Excerpts from an interface dataset:

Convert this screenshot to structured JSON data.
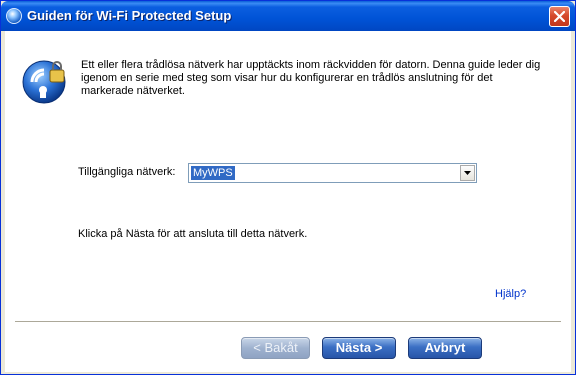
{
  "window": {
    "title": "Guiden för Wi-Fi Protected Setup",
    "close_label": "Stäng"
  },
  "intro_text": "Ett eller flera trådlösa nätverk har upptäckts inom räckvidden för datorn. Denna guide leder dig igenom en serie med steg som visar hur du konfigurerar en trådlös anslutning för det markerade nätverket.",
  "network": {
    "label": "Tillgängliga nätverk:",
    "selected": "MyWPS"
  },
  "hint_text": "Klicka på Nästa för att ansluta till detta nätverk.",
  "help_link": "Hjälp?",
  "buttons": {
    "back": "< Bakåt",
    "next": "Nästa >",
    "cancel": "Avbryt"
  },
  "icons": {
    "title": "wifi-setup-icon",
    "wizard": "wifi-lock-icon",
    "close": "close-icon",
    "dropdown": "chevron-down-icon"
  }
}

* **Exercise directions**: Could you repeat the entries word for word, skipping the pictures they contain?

* **Solution**:
Convert this screenshot to structured JSON data.
{
  "window": {
    "title": "Guiden för Wi-Fi Protected Setup",
    "close_label": "Stäng"
  },
  "intro_text": "Ett eller flera trådlösa nätverk har upptäckts inom räckvidden för datorn. Denna guide leder dig igenom en serie med steg som visar hur du konfigurerar en trådlös anslutning för det markerade nätverket.",
  "network": {
    "label": "Tillgängliga nätverk:",
    "selected": "MyWPS"
  },
  "hint_text": "Klicka på Nästa för att ansluta till detta nätverk.",
  "help_link": "Hjälp?",
  "buttons": {
    "back": "< Bakåt",
    "next": "Nästa >",
    "cancel": "Avbryt"
  },
  "icons": {
    "title": "wifi-setup-icon",
    "wizard": "wifi-lock-icon",
    "close": "close-icon",
    "dropdown": "chevron-down-icon"
  }
}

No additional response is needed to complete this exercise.